Why do animals help raise offspring that aren't their own? A new study by an international team of researchers from Sweden, Canada and the UK shows that fish cooperate to raise another fish's offspring to reduce their own risk of being eaten by a predator.
In an article published yesterday in the journal Nature Ecology and Evolution John Fitzpatrick, a lecturer at Stockholm University, and his colleagues show self interest is what leads to the evolution of complex cooperative societies in African cichlid fishes.
"In some group living animals – like meerkats – a few dominant individuals do all the breeding and receive help in raising their offspring from other members of the group. In birds and mammals, this helping behaviour evolves because the helpers are related to the offspring they are caring for. This wasn't the case in cichlid fishes", says Fitzpatrick, the senior author on the study.
To determine which behaviours are associated with cooperatively rearing offspring, the researchers examined the behaviours of almost 70 cichlid species living in Lake Tanganyika, Africa.
"Our results show that cichlids followed a different path to cooperation that what we see in other animal groups", explained Sigal Balshine, a Professor at the McMaster University and one of the authors of the article. "For cichlids, living in a group reduces your chances of being eaten by a predator. So it is likely that fear of predators is a driving factor behind the evolution of helping behaviour".
"From an evolutionary standpoint, this is highly interesting", says John Fitzpatrick. "These cichlid fish have found a model where cooperation works because of it is so hard to make it on your own.
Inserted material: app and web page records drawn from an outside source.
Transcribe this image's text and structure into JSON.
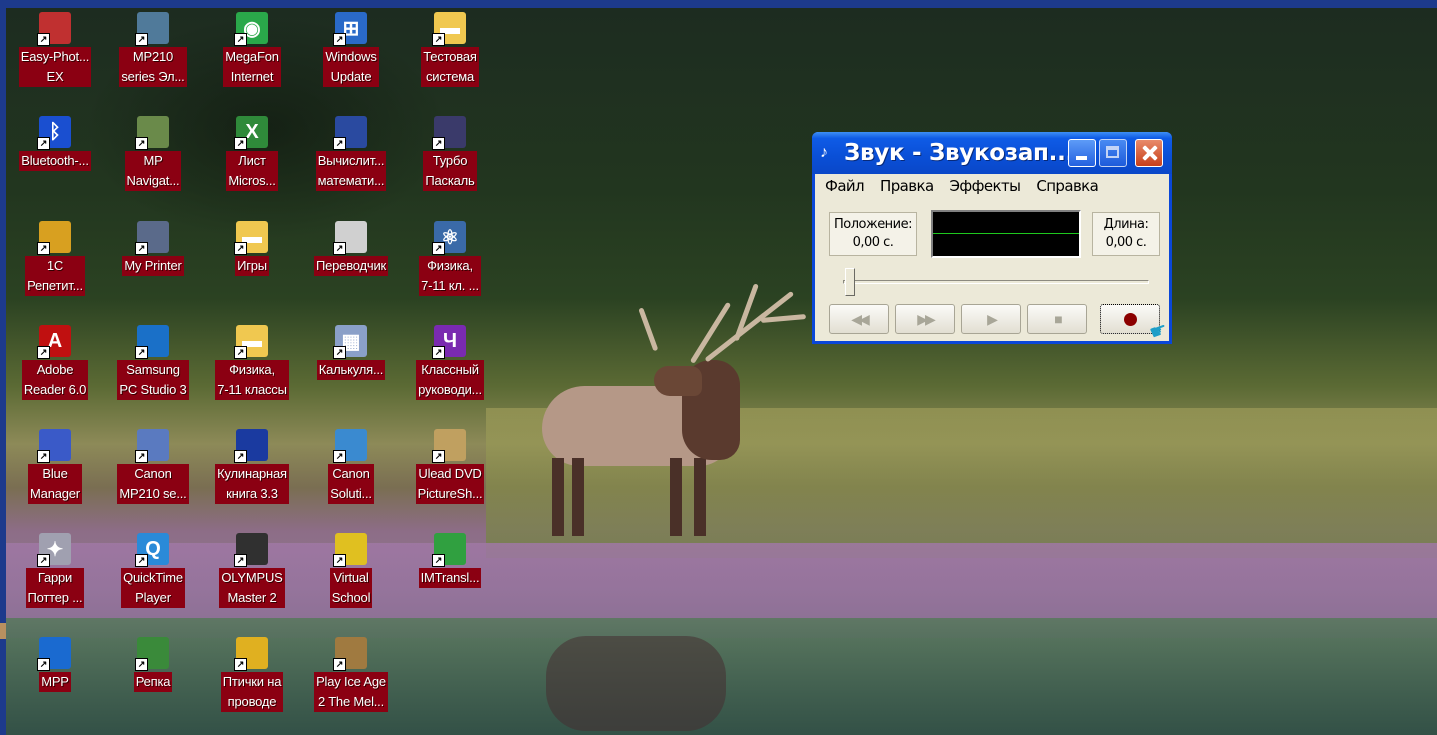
{
  "desktop_icons": [
    {
      "label": "Easy-Phot...\nEX",
      "icon": "camera-printer-icon",
      "color": "#c03030"
    },
    {
      "label": "MP210\nseries Эл...",
      "icon": "printer-manual-icon",
      "color": "#507a9a"
    },
    {
      "label": "MegaFon\nInternet",
      "icon": "megafon-icon",
      "color": "#2aa84a"
    },
    {
      "label": "Windows\nUpdate",
      "icon": "windows-update-icon",
      "color": "#2a6ac8"
    },
    {
      "label": "Тестовая\nсистема",
      "icon": "folder-icon",
      "color": "#f0c850"
    },
    {
      "label": "Bluetooth-...",
      "icon": "bluetooth-icon",
      "color": "#1a4fd0"
    },
    {
      "label": "MP\nNavigat...",
      "icon": "mp-navigator-icon",
      "color": "#6a8a4a"
    },
    {
      "label": "Лист\nMicros...",
      "icon": "excel-sheet-icon",
      "color": "#2f8a3a"
    },
    {
      "label": "Вычислит...\nматемати...",
      "icon": "math-calculator-icon",
      "color": "#2a4aa0"
    },
    {
      "label": "Турбо\nПаскаль",
      "icon": "turbo-pascal-icon",
      "color": "#3a3a6a"
    },
    {
      "label": "1С\nРепетит...",
      "icon": "1c-tutor-icon",
      "color": "#d8a020"
    },
    {
      "label": "My Printer",
      "icon": "my-printer-icon",
      "color": "#5a6a8a"
    },
    {
      "label": "Игры",
      "icon": "folder-icon",
      "color": "#f0c850"
    },
    {
      "label": "Переводчик",
      "icon": "translator-clock-icon",
      "color": "#d0d0d0"
    },
    {
      "label": "Физика,\n7-11 кл. ...",
      "icon": "atom-icon",
      "color": "#3a6aa8"
    },
    {
      "label": "Adobe\nReader 6.0",
      "icon": "adobe-reader-icon",
      "color": "#c01010"
    },
    {
      "label": "Samsung\nPC Studio 3",
      "icon": "samsung-pc-studio-icon",
      "color": "#1a70c8"
    },
    {
      "label": "Физика,\n7-11 классы",
      "icon": "folder-icon",
      "color": "#f0c850"
    },
    {
      "label": "Калькуля...",
      "icon": "calculator-icon",
      "color": "#8aa0c8"
    },
    {
      "label": "Классный\nруководи...",
      "icon": "class-teacher-icon",
      "color": "#7a2ab0"
    },
    {
      "label": "Blue\nManager",
      "icon": "bluetooth-manager-icon",
      "color": "#3a5ac8"
    },
    {
      "label": "Canon\nMP210 se...",
      "icon": "canon-mp210-icon",
      "color": "#5a7ac0"
    },
    {
      "label": "Кулинарная\nкнига 3.3",
      "icon": "cookbook-icon",
      "color": "#1a3aa0"
    },
    {
      "label": "Canon\nSoluti...",
      "icon": "canon-solution-icon",
      "color": "#3a8ad0"
    },
    {
      "label": "Ulead DVD\nPictureSh...",
      "icon": "ulead-dvd-icon",
      "color": "#c0a060"
    },
    {
      "label": "Гарри\nПоттер ...",
      "icon": "owl-icon",
      "color": "#a0a0b0"
    },
    {
      "label": "QuickTime\nPlayer",
      "icon": "quicktime-icon",
      "color": "#2a8ad8"
    },
    {
      "label": "OLYMPUS\nMaster 2",
      "icon": "olympus-camera-icon",
      "color": "#303030"
    },
    {
      "label": "Virtual\nSchool",
      "icon": "virtual-school-icon",
      "color": "#e0c020"
    },
    {
      "label": "IMTransl...",
      "icon": "imtranslator-icon",
      "color": "#30a040"
    },
    {
      "label": "MPP",
      "icon": "mpp-player-icon",
      "color": "#1a6ad0"
    },
    {
      "label": "Репка",
      "icon": "repka-icon",
      "color": "#3a8a3a"
    },
    {
      "label": "Птички на\nпроводе",
      "icon": "birds-icon",
      "color": "#e0b020"
    },
    {
      "label": "Play Ice Age\n2 The Mel...",
      "icon": "ice-age-icon",
      "color": "#a07a40"
    }
  ],
  "recorder": {
    "title": "Звук - Звукозап...",
    "menu": [
      "Файл",
      "Правка",
      "Эффекты",
      "Справка"
    ],
    "position_label": "Положение:",
    "position_value": "0,00 с.",
    "length_label": "Длина:",
    "length_value": "0,00 с.",
    "controls": [
      "seek-start",
      "seek-end",
      "play",
      "stop",
      "record"
    ],
    "position_fraction": 0.0
  }
}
Basically, it´s cooperation for selfish reasons."
Cooperation in cichlid fish may be different form other species because they have short life spans, which prevents family groups from becoming established.
Explore further: Predators drive social complexity
Cody J. Dey et al. Direct benefits and evolutionary transitions to complex societies, Nature Ecology & Evolution (2017). DOI: 10.1038/s41559-017-0137